The Mary K. Oyer African Music Archive is a collection of 150 tape recordings that Goshen College Professor Emerita of Music Mary K. Oyer collected in 22 countries in Africa in the 1970s and 1980s. These field recordings are being digitized and catalogued to be used as research tools in the future.
Topics included in these recordings:
- African instruments
- African vocal technique
- Lessons on various African instruments
- Music in African churches & service structure
- African sociological and cultural traditions
Lisa Horst, Student Researcher
Debra Brubaker, Goshen College, Professor of Music & Faculty Advisor
During the summer of 2006, a Goshen College student, Solomon Fenton-Miller began the process of digitizing and cataloguing Dr. Mary K. Oyer’s field recordings. This project was a part of the Goshen College summer research program, Maple Scholars. Solomon began the digitization process for the 150 tapes that Dr. Oyer recorded in Africa in the 1970′s and 80′s and created a database to catalogue these recordings. He completed the digitization and cataloguing process for 30 tapes during the summer or 2006.
In 2009, another Goshen College student, Rehanna Kheshgi, continued working with the project and created an excel spread sheet for students to be able to more easily access these recordings on the Goshen College campus.
During the summer of 2012, Goshen College student Lisa Horst began working on this project. Along with continuing Solomon and Rehanna’s work, Lisa has added another component to this large archival project: recording an oral history of Mary K. Oyer’s comments about the recordings. These include stories about what was occurring at the time of the recording, instrument descriptions, and Mary K. Oyer’s observations about culture, the church, ethnomusicology and traveling abroad.

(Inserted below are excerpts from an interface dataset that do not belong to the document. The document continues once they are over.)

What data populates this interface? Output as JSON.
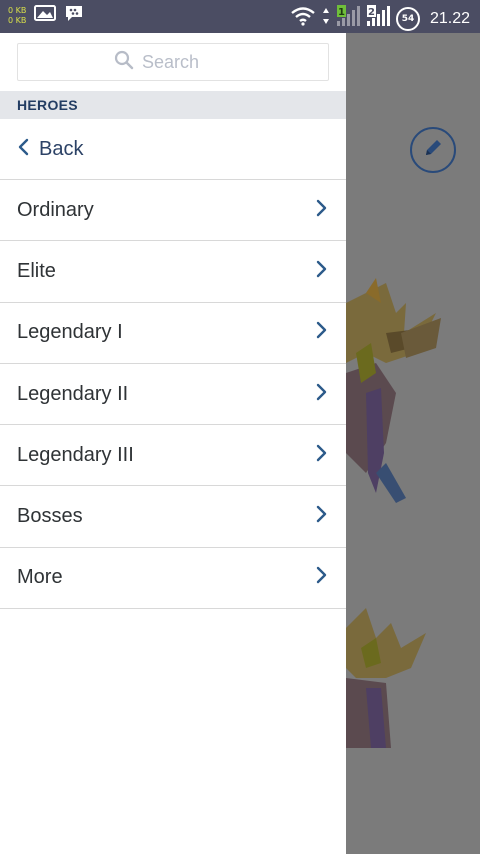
{
  "status_bar": {
    "kb_up": "0 KB",
    "kb_down": "0 KB",
    "sim1": "1",
    "sim2": "2",
    "battery": "54",
    "time": "21.22"
  },
  "search": {
    "placeholder": "Search"
  },
  "drawer": {
    "section_title": "HEROES",
    "back_label": "Back",
    "items": [
      {
        "label": "Ordinary"
      },
      {
        "label": "Elite"
      },
      {
        "label": "Legendary I"
      },
      {
        "label": "Legendary II"
      },
      {
        "label": "Legendary III"
      },
      {
        "label": "Bosses"
      },
      {
        "label": "More"
      }
    ]
  },
  "colors": {
    "status_bar": "#4b4d63",
    "accent": "#294a7a",
    "overlay": "#7b7b7b",
    "section_bg": "#e4e6ea"
  },
  "icons": [
    "search-icon",
    "back-chevron-icon",
    "chevron-right-icon",
    "edit-pencil-icon",
    "wifi-icon",
    "signal-icon",
    "image-icon",
    "bbm-icon"
  ]
}
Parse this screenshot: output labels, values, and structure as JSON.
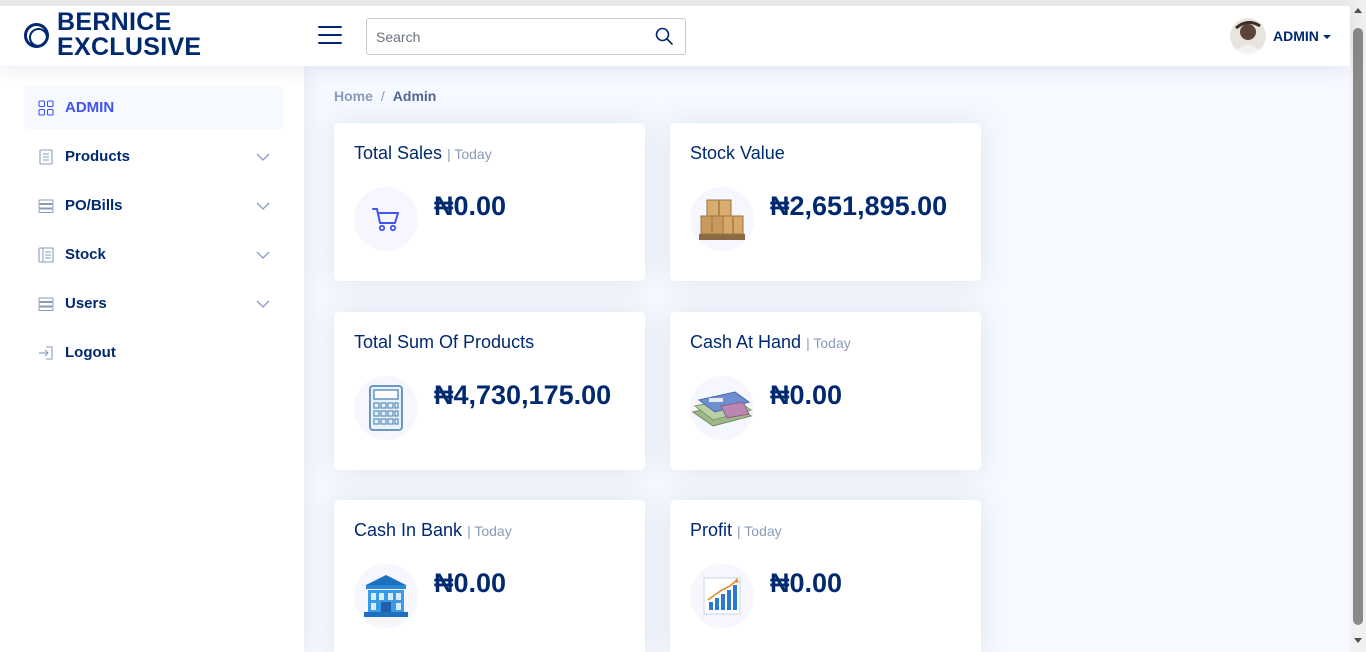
{
  "header": {
    "logo_line1": "BERNICE",
    "logo_line2": "EXCLUSIVE",
    "search_placeholder": "Search",
    "user_name": "ADMIN"
  },
  "sidebar": {
    "items": [
      {
        "label": "ADMIN",
        "icon": "grid-icon",
        "active": true
      },
      {
        "label": "Products",
        "icon": "document-icon"
      },
      {
        "label": "PO/Bills",
        "icon": "list-icon"
      },
      {
        "label": "Stock",
        "icon": "table-icon"
      },
      {
        "label": "Users",
        "icon": "list-icon"
      },
      {
        "label": "Logout",
        "icon": "logout-icon"
      }
    ]
  },
  "breadcrumb": {
    "home": "Home",
    "separator": "/",
    "current": "Admin"
  },
  "cards": [
    {
      "title": "Total Sales",
      "sub": "| Today",
      "value": "₦0.00",
      "icon": "cart-icon"
    },
    {
      "title": "Stock Value",
      "sub": "",
      "value": "₦2,651,895.00",
      "icon": "boxes-icon"
    },
    {
      "title": "Total Sum Of Products",
      "sub": "",
      "value": "₦4,730,175.00",
      "icon": "calculator-icon"
    },
    {
      "title": "Cash At Hand",
      "sub": "| Today",
      "value": "₦0.00",
      "icon": "cash-icon"
    },
    {
      "title": "Cash In Bank",
      "sub": "| Today",
      "value": "₦0.00",
      "icon": "bank-icon"
    },
    {
      "title": "Profit",
      "sub": "| Today",
      "value": "₦0.00",
      "icon": "profit-chart-icon"
    }
  ],
  "colors": {
    "primary": "#012970",
    "accent": "#4154f1",
    "muted": "#899bbd",
    "background": "#f6f9ff"
  }
}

Each tape, of the collection of 150, is transferred to a digital file using an audiobox. Each digital file is then separated into individual tracks in order to facilitate easier access to individual music examples. Each track is entered into a database that lists specifics about each track, including but not limited to information about: recording date, country and distinct characteristics about instruments, voices and dialogue. Each session of recorded commentary by Mary K. Oyer is also edited and catalogued with the corresponding field recording track.

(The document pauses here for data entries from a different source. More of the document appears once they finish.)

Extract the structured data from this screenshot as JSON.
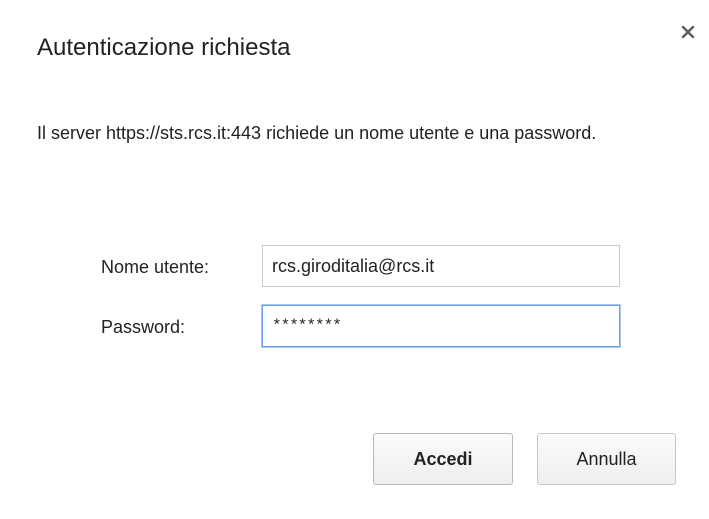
{
  "dialog": {
    "title": "Autenticazione richiesta",
    "close_icon": "close-icon",
    "message": "Il server https://sts.rcs.it:443 richiede un nome utente e una password."
  },
  "form": {
    "username_label": "Nome utente:",
    "username_value": "rcs.giroditalia@rcs.it",
    "password_label": "Password:",
    "password_value": "********"
  },
  "buttons": {
    "login_label": "Accedi",
    "cancel_label": "Annulla"
  },
  "colors": {
    "focus_border": "#6d9eeb",
    "text": "#222222",
    "background": "#ffffff"
  }
}
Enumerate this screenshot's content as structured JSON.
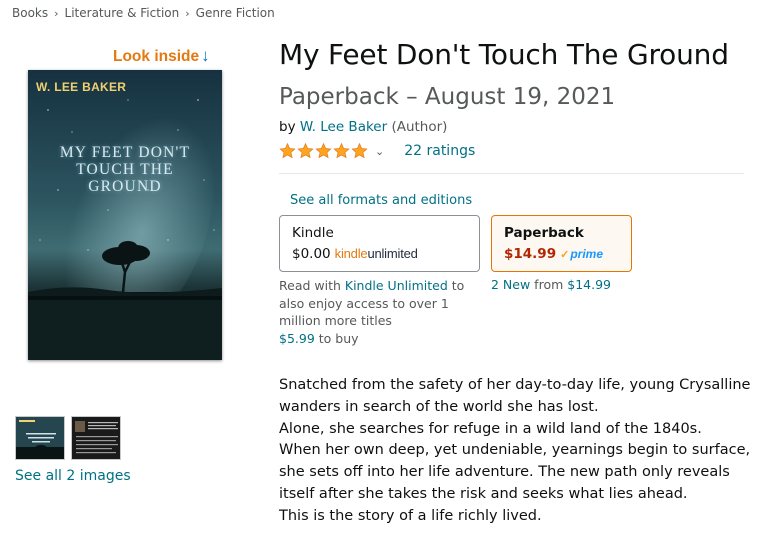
{
  "breadcrumb": [
    "Books",
    "Literature & Fiction",
    "Genre Fiction"
  ],
  "look_inside": {
    "label": "Look inside",
    "arrow": "↓"
  },
  "cover": {
    "author": "W. LEE BAKER",
    "title": "MY FEET DON'T\nTOUCH  THE\nGROUND"
  },
  "images": {
    "see_all": "See all 2 images"
  },
  "product": {
    "title": "My Feet Don't Touch The Ground",
    "subtitle": "Paperback – August 19, 2021",
    "by": "by",
    "author": "W. Lee Baker",
    "author_role": "(Author)",
    "rating_stars": 5,
    "ratings_count": "22 ratings"
  },
  "formats": {
    "see_all": "See all formats and editions",
    "kindle": {
      "name": "Kindle",
      "price": "$0.00",
      "brand_k": "kindle",
      "brand_u": "unlimited"
    },
    "paperback": {
      "name": "Paperback",
      "price": "$14.99",
      "prime": "prime"
    }
  },
  "kindle_note": {
    "pre": "Read with ",
    "link": "Kindle Unlimited",
    "post": " to also enjoy access to over 1 million more titles",
    "buy_price": "$5.99",
    "buy_suffix": " to buy"
  },
  "new_from": {
    "link": "2 New",
    "text": " from ",
    "price": "$14.99"
  },
  "description": [
    "Snatched from the safety of her day-to-day life, young Crysalline",
    "wanders in search of the world she has lost.",
    "Alone, she searches for refuge in a wild land of the 1840s.",
    "When her own deep, yet undeniable, yearnings begin to surface,",
    "she sets off into her life adventure. The new path only reveals",
    "itself after she takes the risk and seeks what lies ahead.",
    "This is the story of a life richly lived."
  ],
  "colors": {
    "link": "#007185",
    "star": "#ffa41c",
    "price": "#b12704",
    "look_inside": "#e47911",
    "selected_border": "#e77600"
  },
  "icons": [
    "chevron-down-icon",
    "star-icon",
    "down-arrow-icon",
    "prime-check-icon"
  ]
}
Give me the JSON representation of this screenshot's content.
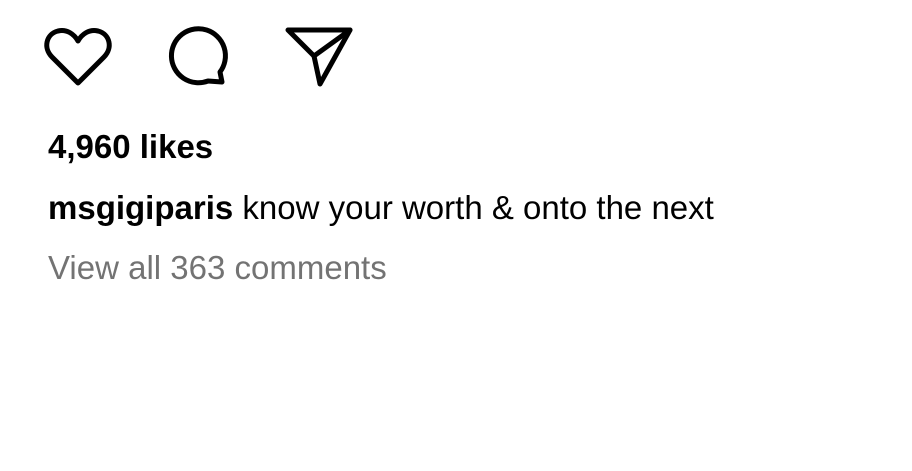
{
  "actions": {
    "like_icon": "heart-icon",
    "comment_icon": "comment-icon",
    "share_icon": "paper-plane-icon"
  },
  "post": {
    "likes": "4,960 likes",
    "caption_user": "msgigiparis",
    "caption_text": "know your worth & onto the next",
    "view_all_comments": "View all 363 comments"
  }
}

We are working on finishing the digitization and editing process for the 150 tapes that Mary K. Oyer recorded. After the digitization process is complete, we will begin entering the information for the remaining tapes into the database.
For more information, please contact faculty advisor Dr. Debra Brubaker.